This, my friends, is a Teasel. In its spiky form you can see the ancestor of cards and combs and all of the other horrifically-clawed, tetanus-shot-requiring modern tools of fiber processing. It is the origin of the verb “tease”, as in “to tease out the ends of a knot.” Don’t teased bangs look a lot like a fluffy rolag? I found this growing wild in the Willows outdoor learning center at the Chatfield School in MI – another thing I have never seen before! At this point the spines are soft and flexible, but as the head dried they became stiff and perfect for combing out the tips of locks.
|Basswood inner bark fiber
This, also from the willows, is the inner bark of the basswood tree – closely related to one of my favorite trees, the linden. This is one of the strongest fibers to be found in nature – it makes amazing rope. Like many natural plant fibers it’s a bit hard to extract into this form – Peter of the Willows center said these branches had fallen into a street, so the cars driving over them did most of the work of cracking the bark off. This is something I’d definitely like to try myself.
I spun this with my new Golding in the airport and at the PDC talent show, from the first roving I ever bought – a bicolor wool I got at the NCFF last year.

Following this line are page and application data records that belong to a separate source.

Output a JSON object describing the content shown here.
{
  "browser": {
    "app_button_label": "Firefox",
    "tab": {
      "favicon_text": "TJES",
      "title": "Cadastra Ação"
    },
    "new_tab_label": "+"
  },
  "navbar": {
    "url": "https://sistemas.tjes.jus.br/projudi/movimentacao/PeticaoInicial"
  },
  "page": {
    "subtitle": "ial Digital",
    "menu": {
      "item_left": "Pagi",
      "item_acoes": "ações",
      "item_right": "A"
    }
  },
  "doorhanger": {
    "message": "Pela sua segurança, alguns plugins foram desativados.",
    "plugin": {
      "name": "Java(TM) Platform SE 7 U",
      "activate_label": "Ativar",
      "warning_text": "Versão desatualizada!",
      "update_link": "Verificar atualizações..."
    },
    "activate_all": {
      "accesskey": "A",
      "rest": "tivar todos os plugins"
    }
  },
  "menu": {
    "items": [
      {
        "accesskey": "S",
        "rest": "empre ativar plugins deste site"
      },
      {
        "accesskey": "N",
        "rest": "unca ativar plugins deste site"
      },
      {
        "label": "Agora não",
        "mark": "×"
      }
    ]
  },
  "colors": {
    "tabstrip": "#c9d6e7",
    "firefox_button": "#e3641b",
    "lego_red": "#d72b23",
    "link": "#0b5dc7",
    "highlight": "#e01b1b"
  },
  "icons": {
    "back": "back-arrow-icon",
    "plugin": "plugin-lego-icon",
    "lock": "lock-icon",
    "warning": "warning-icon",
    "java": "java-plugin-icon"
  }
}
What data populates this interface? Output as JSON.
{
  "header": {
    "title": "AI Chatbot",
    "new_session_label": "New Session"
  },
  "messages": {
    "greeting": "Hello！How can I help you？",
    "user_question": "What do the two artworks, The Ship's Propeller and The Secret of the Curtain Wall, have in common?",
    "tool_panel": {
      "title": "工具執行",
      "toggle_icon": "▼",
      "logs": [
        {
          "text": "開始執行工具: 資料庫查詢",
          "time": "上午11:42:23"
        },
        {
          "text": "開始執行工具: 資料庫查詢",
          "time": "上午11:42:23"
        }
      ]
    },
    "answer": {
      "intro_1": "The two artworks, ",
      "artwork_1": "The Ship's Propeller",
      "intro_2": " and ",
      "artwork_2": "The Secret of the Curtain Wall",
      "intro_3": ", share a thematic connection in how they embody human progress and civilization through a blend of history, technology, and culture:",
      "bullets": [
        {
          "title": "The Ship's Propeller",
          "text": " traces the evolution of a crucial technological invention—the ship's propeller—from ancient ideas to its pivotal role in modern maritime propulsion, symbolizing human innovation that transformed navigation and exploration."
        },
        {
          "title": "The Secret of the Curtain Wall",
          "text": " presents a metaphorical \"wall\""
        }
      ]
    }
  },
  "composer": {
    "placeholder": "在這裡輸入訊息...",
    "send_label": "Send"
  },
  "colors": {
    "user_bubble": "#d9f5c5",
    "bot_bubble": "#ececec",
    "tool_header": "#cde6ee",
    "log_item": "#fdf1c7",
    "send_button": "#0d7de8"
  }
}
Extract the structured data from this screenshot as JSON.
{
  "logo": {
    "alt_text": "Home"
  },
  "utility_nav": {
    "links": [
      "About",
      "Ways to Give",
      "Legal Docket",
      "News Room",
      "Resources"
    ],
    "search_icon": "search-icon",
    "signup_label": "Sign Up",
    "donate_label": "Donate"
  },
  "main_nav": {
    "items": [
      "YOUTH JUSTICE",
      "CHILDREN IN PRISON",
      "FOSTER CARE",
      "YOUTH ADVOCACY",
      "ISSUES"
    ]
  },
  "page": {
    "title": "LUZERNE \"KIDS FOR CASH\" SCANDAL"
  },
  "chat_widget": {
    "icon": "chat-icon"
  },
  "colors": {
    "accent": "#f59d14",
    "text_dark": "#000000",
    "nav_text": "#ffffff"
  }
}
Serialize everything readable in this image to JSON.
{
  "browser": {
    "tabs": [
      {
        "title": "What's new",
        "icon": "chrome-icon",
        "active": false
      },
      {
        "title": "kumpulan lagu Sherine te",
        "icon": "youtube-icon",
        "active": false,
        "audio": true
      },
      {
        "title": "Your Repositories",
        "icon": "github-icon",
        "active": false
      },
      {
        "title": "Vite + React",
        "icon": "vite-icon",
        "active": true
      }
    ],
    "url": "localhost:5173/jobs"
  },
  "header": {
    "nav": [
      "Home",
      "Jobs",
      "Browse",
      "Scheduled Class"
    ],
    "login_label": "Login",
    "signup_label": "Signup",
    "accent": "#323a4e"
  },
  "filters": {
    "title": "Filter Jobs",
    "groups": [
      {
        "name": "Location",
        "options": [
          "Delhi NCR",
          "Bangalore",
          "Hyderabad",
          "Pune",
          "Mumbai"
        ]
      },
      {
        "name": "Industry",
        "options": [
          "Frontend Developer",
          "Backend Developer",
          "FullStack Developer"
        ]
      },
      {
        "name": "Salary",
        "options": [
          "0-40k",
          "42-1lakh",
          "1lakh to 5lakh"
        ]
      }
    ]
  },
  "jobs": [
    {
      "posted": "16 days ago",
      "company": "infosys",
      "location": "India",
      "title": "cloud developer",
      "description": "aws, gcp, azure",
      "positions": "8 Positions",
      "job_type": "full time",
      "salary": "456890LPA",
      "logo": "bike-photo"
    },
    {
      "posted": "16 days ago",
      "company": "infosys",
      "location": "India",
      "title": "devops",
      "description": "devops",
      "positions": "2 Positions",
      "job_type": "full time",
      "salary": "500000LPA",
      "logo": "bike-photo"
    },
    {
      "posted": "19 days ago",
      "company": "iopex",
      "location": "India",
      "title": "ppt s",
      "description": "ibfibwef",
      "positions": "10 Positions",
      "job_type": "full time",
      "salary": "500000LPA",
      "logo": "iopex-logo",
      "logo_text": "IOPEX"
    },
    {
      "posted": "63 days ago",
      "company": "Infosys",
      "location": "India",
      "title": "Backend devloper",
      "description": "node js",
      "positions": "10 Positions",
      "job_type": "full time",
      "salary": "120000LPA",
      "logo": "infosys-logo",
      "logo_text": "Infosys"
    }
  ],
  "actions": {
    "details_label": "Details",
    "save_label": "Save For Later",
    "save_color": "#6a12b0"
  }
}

I’ve completely forgotten the breeds but I plan to get some more in a couple weeks – the color is lovely.